> **Work required**
Hunt through the entries for the word "Attributes" and copy each line in which it appears.

***** Data *****

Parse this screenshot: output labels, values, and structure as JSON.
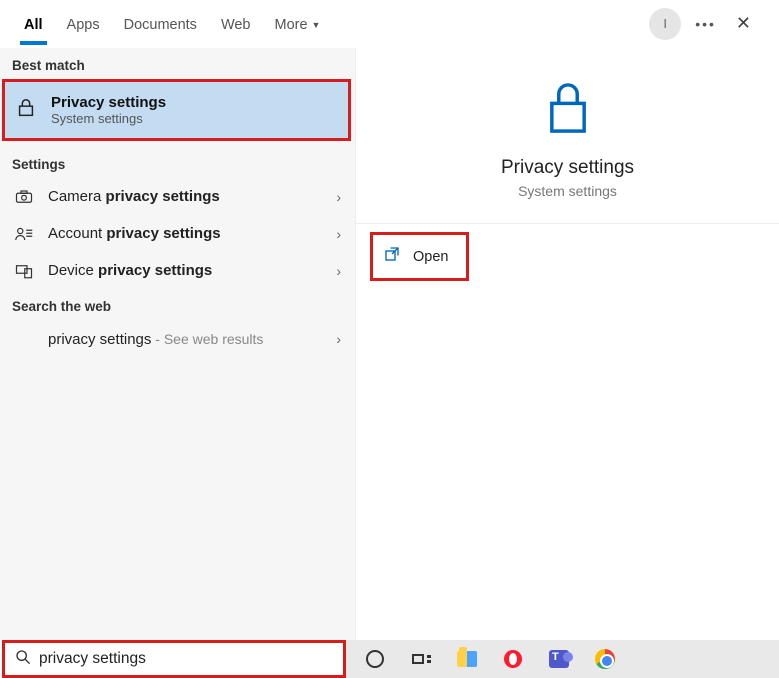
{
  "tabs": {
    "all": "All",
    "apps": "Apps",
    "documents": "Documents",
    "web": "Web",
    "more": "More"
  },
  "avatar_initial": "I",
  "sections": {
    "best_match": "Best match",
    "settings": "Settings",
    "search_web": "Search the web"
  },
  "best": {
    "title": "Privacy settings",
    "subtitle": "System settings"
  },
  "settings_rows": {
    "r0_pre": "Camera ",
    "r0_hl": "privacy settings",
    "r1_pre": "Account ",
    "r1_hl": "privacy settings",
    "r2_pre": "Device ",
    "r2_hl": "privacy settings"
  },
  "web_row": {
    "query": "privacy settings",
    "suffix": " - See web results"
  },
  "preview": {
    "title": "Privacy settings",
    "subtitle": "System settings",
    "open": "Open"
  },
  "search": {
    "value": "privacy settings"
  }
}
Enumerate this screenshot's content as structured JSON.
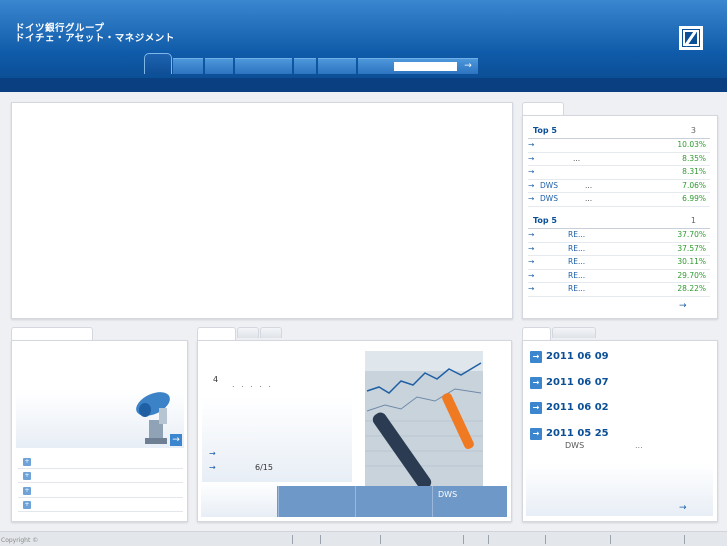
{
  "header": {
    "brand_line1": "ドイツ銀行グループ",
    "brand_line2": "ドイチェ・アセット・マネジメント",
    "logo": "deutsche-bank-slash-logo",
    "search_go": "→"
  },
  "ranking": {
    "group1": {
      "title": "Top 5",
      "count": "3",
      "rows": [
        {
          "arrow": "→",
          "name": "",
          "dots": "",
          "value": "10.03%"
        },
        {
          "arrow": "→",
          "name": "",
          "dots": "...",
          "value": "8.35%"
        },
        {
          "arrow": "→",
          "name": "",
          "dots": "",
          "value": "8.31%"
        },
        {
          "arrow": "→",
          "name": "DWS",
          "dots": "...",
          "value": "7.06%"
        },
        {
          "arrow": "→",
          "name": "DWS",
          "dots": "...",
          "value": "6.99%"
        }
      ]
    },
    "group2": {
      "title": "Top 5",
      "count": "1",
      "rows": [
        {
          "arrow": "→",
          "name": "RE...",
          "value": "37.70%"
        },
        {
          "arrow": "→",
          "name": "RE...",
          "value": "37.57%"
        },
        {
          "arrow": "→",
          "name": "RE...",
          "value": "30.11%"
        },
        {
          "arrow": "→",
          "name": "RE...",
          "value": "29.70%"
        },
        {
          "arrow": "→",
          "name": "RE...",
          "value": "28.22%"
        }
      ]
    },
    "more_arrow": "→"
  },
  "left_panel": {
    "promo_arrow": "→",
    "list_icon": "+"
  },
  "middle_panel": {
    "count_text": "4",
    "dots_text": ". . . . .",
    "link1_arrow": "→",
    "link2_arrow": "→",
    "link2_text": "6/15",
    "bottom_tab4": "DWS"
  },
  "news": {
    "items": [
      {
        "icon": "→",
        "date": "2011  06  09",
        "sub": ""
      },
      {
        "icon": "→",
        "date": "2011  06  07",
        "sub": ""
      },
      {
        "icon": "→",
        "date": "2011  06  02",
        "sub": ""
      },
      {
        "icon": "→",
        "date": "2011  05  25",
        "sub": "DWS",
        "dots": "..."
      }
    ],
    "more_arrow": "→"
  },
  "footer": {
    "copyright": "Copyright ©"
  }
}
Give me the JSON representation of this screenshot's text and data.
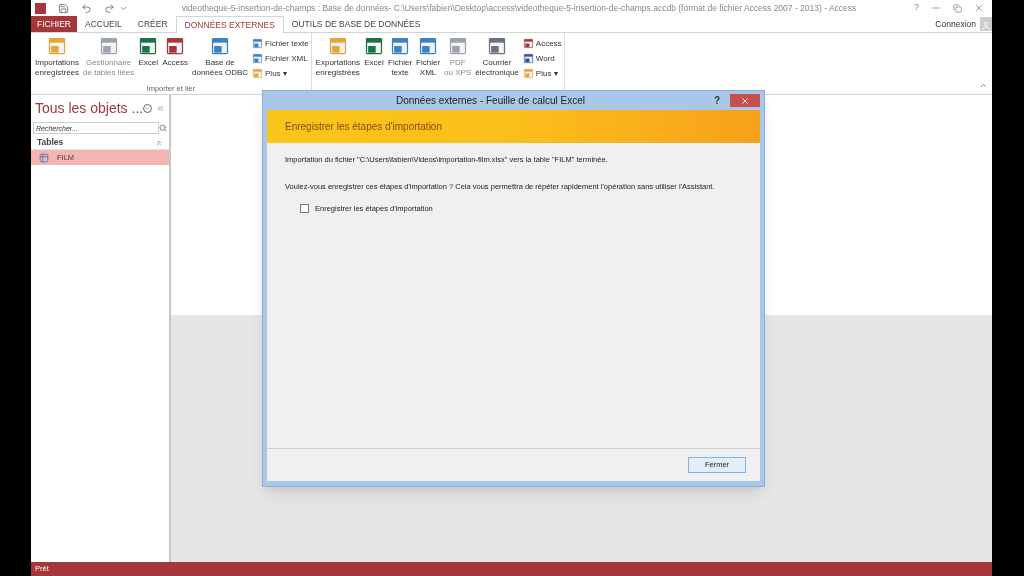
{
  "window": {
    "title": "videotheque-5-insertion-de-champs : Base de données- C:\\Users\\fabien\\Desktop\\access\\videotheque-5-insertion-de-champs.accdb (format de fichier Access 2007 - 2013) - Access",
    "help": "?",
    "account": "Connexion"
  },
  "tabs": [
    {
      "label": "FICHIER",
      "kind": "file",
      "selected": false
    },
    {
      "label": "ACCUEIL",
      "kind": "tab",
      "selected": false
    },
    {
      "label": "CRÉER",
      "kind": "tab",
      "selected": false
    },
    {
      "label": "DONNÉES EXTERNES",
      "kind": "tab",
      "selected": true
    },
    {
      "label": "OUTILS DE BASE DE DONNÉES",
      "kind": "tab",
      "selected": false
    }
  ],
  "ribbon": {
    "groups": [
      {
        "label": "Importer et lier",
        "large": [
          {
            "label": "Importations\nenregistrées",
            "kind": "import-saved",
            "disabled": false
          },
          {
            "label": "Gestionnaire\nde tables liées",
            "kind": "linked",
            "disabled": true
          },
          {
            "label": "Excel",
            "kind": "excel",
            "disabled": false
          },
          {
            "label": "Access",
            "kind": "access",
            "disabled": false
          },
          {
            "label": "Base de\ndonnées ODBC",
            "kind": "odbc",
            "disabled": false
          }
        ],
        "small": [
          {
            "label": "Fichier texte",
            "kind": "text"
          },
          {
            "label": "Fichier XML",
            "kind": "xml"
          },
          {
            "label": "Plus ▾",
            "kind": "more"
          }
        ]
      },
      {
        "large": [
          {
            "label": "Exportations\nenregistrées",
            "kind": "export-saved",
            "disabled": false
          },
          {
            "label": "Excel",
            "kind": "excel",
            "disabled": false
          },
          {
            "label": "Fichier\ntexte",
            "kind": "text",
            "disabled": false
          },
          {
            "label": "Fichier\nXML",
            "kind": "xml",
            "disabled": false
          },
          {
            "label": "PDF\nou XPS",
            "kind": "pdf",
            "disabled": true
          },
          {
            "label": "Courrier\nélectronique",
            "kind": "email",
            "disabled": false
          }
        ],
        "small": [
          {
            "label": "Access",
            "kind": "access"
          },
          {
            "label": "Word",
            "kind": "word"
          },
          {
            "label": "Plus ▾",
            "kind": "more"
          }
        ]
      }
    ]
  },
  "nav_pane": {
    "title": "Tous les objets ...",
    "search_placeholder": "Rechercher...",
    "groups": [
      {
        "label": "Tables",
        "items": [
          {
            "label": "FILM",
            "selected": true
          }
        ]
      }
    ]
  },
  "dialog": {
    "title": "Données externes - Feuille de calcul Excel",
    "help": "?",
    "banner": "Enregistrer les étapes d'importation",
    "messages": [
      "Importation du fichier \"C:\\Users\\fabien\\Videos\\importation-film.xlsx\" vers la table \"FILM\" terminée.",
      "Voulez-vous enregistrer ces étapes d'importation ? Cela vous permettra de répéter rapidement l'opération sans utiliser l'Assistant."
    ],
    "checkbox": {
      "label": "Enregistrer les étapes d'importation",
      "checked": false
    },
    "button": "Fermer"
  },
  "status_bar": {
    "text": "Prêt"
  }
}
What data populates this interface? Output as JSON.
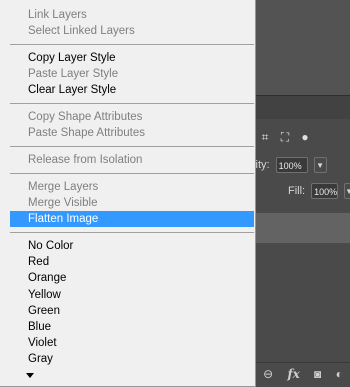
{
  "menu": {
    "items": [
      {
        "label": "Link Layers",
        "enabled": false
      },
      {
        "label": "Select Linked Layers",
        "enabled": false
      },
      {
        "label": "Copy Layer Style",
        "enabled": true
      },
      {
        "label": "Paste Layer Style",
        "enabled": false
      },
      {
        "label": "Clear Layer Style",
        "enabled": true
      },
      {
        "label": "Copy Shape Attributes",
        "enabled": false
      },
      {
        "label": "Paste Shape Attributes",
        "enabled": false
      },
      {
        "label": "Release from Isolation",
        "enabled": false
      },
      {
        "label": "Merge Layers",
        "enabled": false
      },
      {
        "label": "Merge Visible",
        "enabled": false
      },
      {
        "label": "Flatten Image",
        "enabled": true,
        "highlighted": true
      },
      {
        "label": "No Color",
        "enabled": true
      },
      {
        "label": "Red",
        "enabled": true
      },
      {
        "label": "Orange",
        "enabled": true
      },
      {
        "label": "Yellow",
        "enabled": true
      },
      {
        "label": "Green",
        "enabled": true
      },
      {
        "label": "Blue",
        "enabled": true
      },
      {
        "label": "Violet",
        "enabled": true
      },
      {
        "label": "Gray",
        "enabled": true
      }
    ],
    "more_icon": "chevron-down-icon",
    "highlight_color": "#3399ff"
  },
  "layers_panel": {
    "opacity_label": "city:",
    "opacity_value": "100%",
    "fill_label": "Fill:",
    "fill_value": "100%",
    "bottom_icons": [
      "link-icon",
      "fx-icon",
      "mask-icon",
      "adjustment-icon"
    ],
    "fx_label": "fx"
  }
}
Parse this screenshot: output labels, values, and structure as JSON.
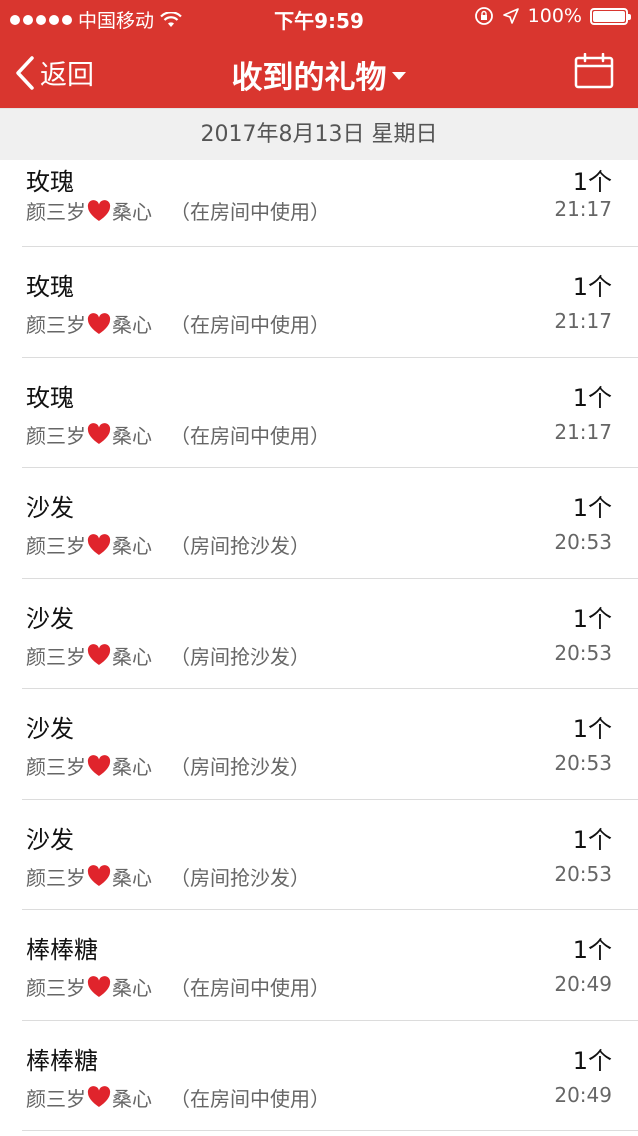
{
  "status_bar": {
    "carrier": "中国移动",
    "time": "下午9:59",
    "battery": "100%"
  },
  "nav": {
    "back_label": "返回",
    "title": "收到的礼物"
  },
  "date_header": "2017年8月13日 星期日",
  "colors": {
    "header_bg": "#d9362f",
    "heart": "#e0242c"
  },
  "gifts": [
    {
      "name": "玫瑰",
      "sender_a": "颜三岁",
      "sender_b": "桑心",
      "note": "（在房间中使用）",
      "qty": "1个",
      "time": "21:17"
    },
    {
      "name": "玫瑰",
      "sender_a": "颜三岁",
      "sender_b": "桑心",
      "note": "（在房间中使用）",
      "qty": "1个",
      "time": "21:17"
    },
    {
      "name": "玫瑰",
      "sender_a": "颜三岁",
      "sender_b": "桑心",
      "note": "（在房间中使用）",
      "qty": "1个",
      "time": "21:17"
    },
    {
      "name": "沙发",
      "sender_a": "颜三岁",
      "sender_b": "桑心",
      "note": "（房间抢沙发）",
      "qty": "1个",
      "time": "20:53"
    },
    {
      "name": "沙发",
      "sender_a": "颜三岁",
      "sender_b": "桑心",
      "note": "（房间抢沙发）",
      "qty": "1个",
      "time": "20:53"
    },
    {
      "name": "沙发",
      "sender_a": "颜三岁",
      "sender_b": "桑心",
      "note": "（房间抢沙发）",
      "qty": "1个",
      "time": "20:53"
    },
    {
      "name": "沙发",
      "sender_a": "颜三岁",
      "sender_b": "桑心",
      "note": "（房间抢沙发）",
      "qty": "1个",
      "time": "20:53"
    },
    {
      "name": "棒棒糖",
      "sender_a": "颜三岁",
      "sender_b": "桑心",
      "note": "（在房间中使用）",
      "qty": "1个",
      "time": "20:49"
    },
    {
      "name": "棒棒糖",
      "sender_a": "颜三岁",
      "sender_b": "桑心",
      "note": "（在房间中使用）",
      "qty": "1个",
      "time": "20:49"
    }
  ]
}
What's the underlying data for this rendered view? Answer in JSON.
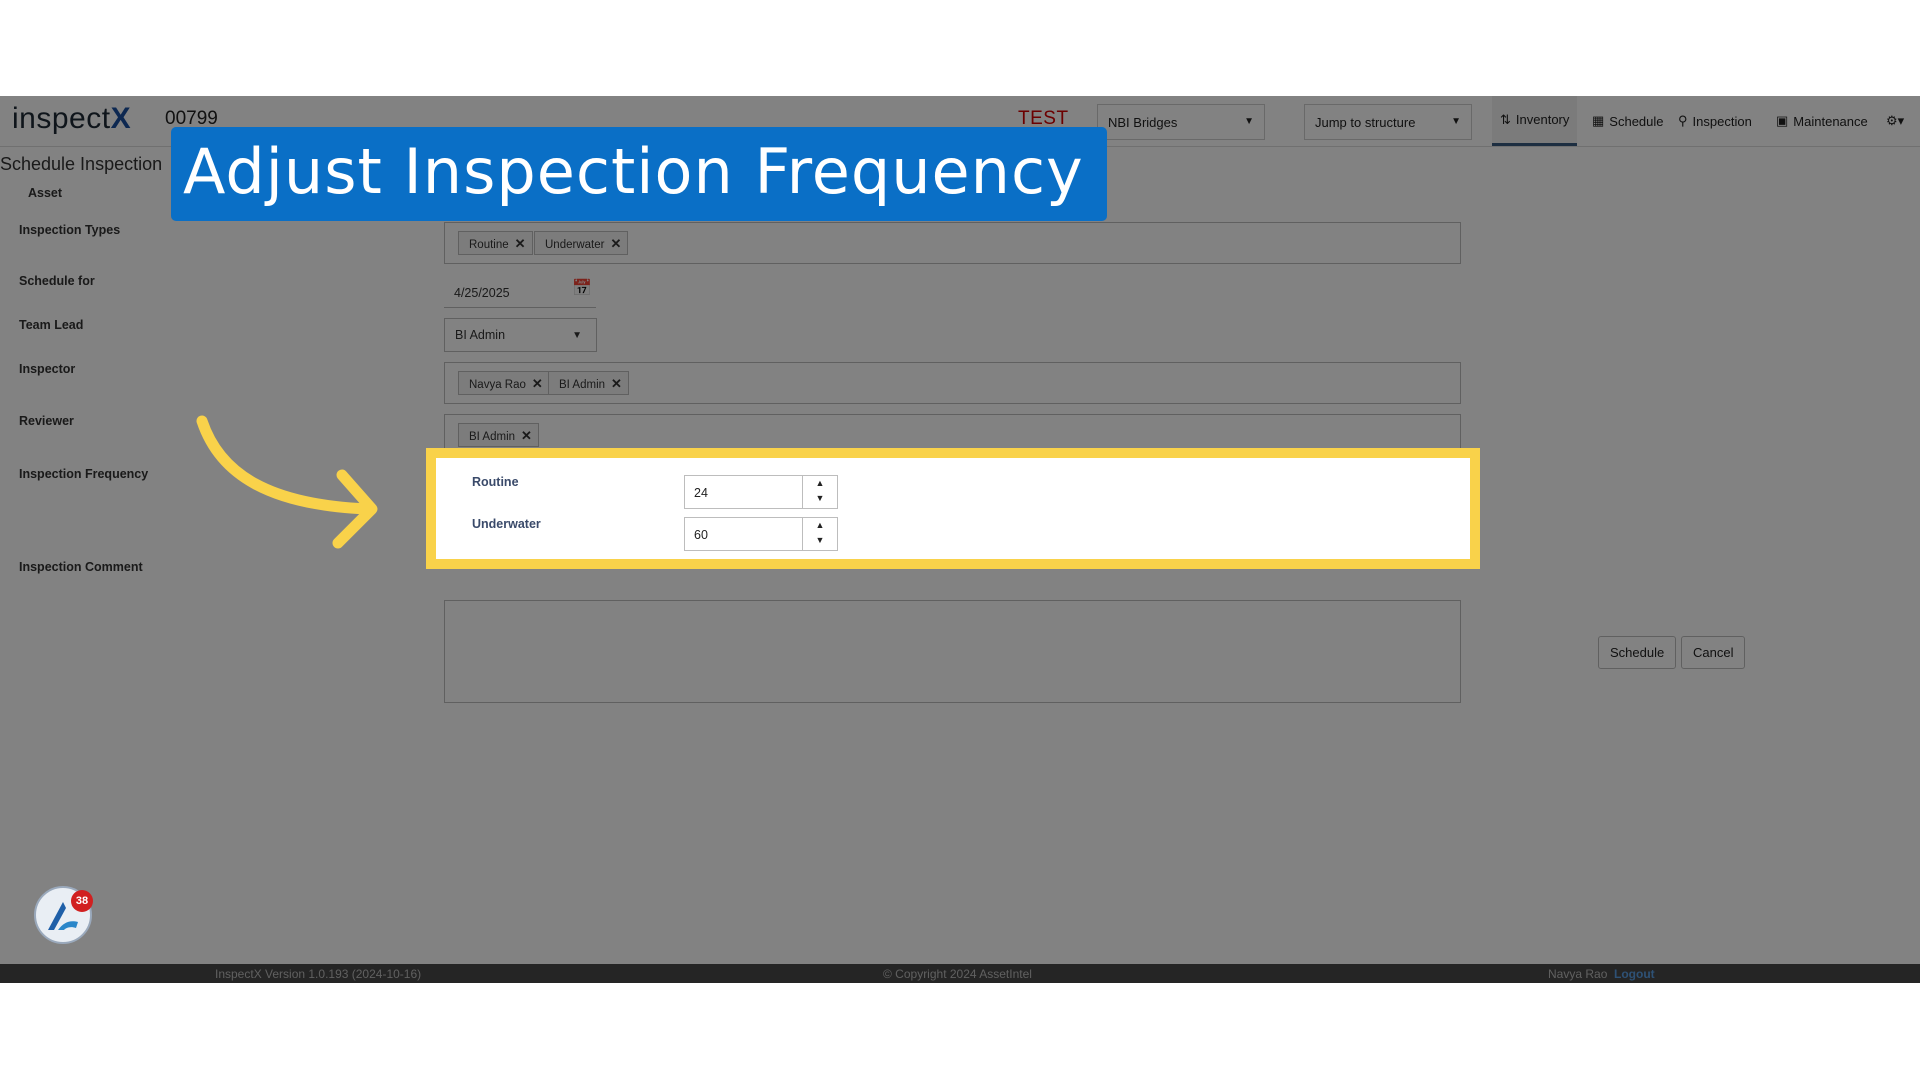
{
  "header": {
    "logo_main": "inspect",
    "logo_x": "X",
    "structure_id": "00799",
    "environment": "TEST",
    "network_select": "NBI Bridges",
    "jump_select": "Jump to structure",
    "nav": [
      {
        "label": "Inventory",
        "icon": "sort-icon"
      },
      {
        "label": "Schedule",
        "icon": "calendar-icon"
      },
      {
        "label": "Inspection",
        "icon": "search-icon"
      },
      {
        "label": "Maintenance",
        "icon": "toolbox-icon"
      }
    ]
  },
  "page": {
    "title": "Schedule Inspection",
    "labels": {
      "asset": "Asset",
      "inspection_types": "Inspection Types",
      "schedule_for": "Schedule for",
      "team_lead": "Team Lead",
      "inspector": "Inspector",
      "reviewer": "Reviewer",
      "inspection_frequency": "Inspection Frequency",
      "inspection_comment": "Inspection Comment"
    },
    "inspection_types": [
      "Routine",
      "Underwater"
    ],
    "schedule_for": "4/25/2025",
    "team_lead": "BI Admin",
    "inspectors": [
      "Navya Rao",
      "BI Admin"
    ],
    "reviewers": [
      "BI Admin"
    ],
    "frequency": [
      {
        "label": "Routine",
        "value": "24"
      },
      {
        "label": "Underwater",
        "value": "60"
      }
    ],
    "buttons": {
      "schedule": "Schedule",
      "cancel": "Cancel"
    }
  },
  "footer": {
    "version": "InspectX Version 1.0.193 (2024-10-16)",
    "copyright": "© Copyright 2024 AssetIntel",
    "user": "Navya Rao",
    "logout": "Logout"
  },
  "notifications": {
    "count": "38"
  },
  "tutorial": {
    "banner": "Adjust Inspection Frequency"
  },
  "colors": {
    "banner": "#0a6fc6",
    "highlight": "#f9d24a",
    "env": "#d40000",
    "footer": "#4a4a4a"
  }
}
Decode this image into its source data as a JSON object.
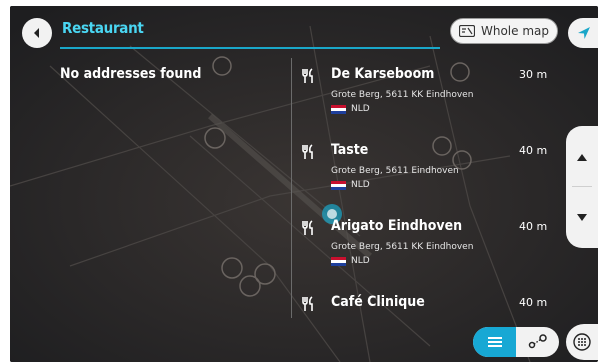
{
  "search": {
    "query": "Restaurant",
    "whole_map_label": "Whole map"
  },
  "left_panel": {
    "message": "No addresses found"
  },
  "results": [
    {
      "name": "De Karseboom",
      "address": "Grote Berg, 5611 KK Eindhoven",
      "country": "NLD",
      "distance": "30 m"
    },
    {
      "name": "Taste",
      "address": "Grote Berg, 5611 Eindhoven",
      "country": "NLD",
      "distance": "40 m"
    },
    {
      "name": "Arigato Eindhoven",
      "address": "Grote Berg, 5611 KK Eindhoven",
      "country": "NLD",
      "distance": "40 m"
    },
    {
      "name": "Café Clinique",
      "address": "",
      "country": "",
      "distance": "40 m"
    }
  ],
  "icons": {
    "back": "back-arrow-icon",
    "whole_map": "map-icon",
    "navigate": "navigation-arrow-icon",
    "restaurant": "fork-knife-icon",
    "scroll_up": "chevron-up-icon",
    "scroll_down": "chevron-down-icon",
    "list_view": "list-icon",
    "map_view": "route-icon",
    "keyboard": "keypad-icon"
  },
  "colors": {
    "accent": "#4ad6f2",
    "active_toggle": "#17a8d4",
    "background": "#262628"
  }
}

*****

> **Written solution**
        "label": "Copy Shape Attributes",
        "label": "Paste Shape Attributes",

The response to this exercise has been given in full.